(Beginning of Material supplied)

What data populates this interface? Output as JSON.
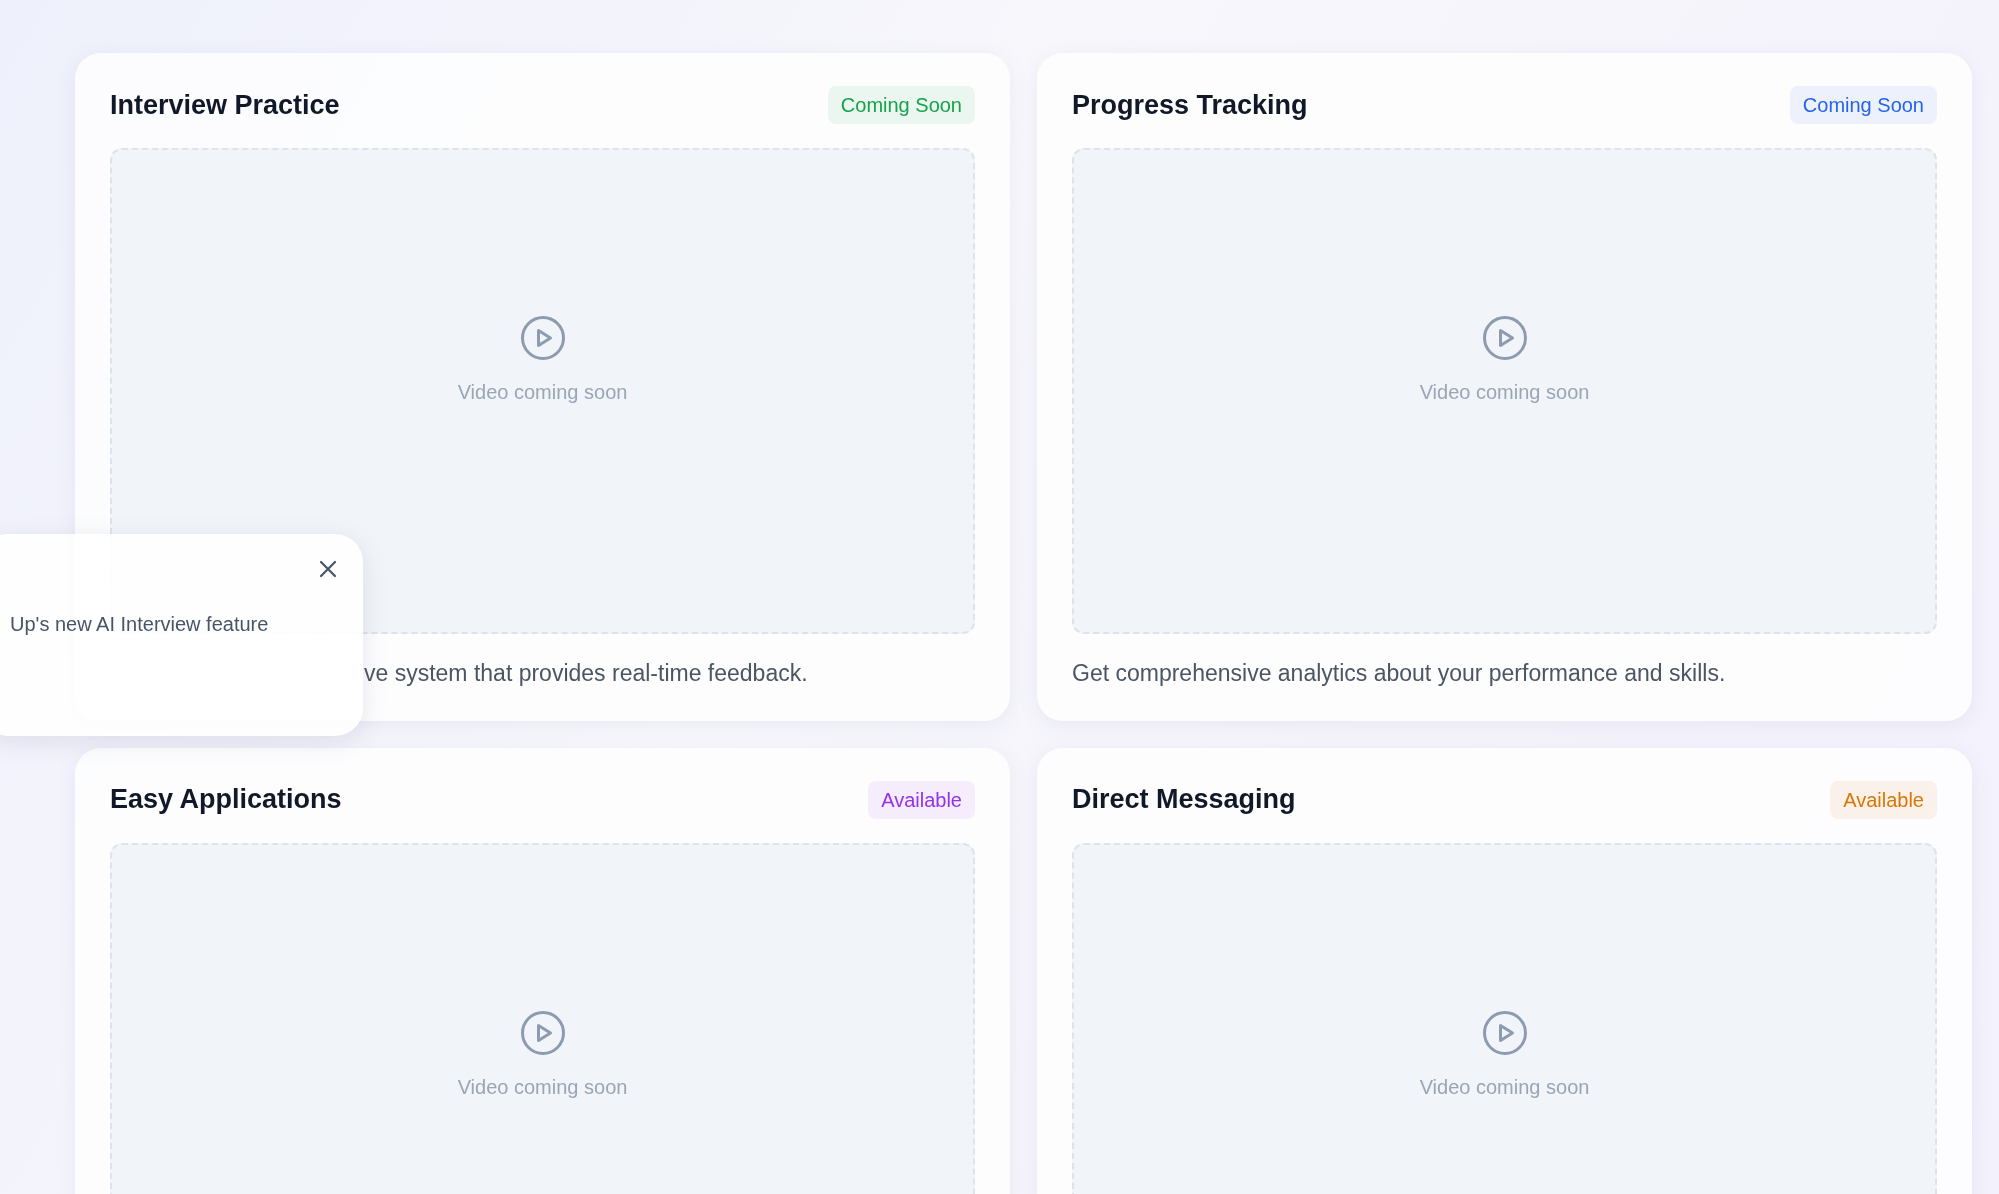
{
  "cards": [
    {
      "title": "Interview Practice",
      "badge": {
        "label": "Coming Soon",
        "color": "#16a34a"
      },
      "video_caption": "Video coming soon",
      "description": "ve system that provides real-time feedback."
    },
    {
      "title": "Progress Tracking",
      "badge": {
        "label": "Coming Soon",
        "color": "#2563eb"
      },
      "video_caption": "Video coming soon",
      "description": "Get comprehensive analytics about your performance and skills."
    },
    {
      "title": "Easy Applications",
      "badge": {
        "label": "Available",
        "color": "#9333ea"
      },
      "video_caption": "Video coming soon"
    },
    {
      "title": "Direct Messaging",
      "badge": {
        "label": "Available",
        "color": "#d97706"
      },
      "video_caption": "Video coming soon"
    }
  ],
  "toast": {
    "message": "Up's new AI Interview feature"
  }
}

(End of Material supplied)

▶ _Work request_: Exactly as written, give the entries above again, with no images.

▶ _Answer to this exercise_:
What data populates this interface? Output as JSON.
{
  "cards": [
    {
      "title": "Interview Practice",
      "badge": {
        "label": "Coming Soon",
        "color": "#16a34a"
      },
      "video_caption": "Video coming soon",
      "description": "ve system that provides real-time feedback."
    },
    {
      "title": "Progress Tracking",
      "badge": {
        "label": "Coming Soon",
        "color": "#2563eb"
      },
      "video_caption": "Video coming soon",
      "description": "Get comprehensive analytics about your performance and skills."
    },
    {
      "title": "Easy Applications",
      "badge": {
        "label": "Available",
        "color": "#9333ea"
      },
      "video_caption": "Video coming soon"
    },
    {
      "title": "Direct Messaging",
      "badge": {
        "label": "Available",
        "color": "#d97706"
      },
      "video_caption": "Video coming soon"
    }
  ],
  "toast": {
    "message": "Up's new AI Interview feature"
  }
}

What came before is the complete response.